*What is being asked*
Which lines of the records contain the word "Developer"? Copy each one.

* * *

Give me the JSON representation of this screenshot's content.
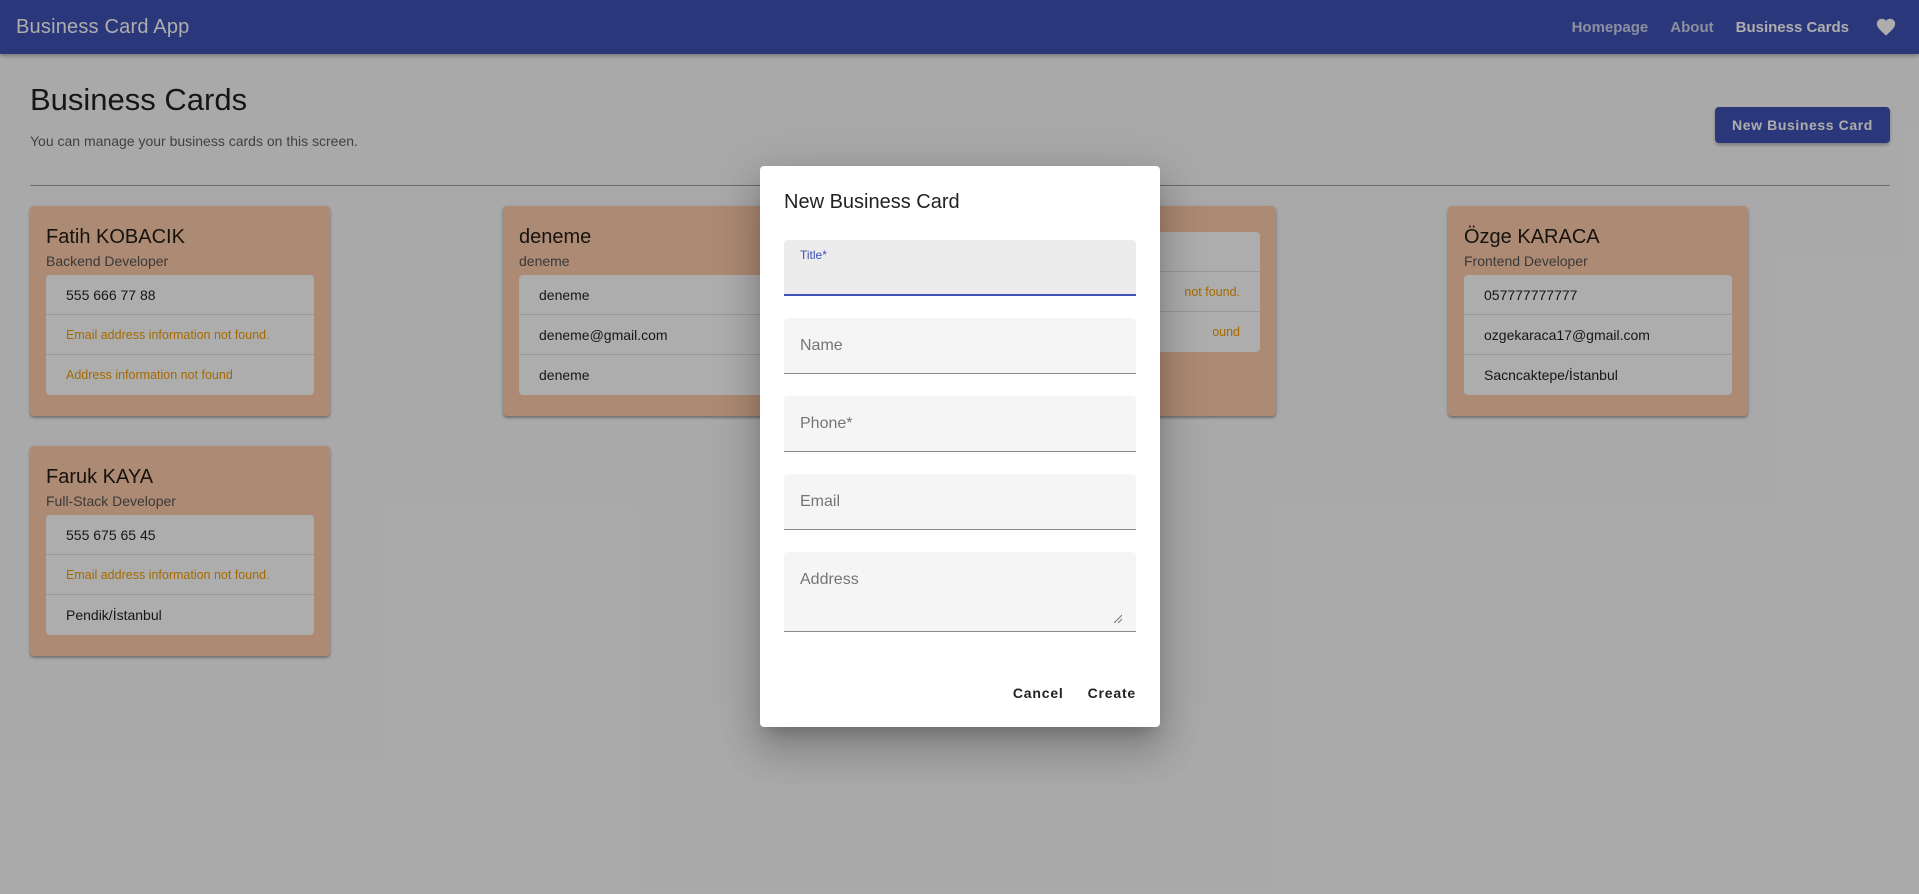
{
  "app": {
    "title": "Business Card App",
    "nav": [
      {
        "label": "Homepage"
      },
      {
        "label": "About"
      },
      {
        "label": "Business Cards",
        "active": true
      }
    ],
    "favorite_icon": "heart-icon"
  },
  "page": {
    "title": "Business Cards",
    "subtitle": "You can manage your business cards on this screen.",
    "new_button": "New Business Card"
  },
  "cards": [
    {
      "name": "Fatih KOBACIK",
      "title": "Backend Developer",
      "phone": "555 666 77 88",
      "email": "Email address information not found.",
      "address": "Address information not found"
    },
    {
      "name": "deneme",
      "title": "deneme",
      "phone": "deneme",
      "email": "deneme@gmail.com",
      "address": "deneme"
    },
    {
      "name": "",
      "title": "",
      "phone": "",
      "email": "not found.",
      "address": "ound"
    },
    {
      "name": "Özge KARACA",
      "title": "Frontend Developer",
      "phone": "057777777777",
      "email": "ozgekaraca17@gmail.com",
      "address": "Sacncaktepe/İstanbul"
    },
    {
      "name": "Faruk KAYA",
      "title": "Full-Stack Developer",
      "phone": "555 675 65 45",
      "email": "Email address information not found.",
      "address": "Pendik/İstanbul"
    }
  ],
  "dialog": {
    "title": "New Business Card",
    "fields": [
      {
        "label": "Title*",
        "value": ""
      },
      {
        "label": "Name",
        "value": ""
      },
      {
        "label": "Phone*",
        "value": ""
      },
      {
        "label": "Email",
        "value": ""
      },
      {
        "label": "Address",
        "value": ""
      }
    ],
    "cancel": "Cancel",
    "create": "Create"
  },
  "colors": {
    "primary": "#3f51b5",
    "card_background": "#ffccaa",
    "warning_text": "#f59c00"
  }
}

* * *

*Result of this task*
      "title": "Backend Developer",
      "title": "Frontend Developer",
      "title": "Full-Stack Developer",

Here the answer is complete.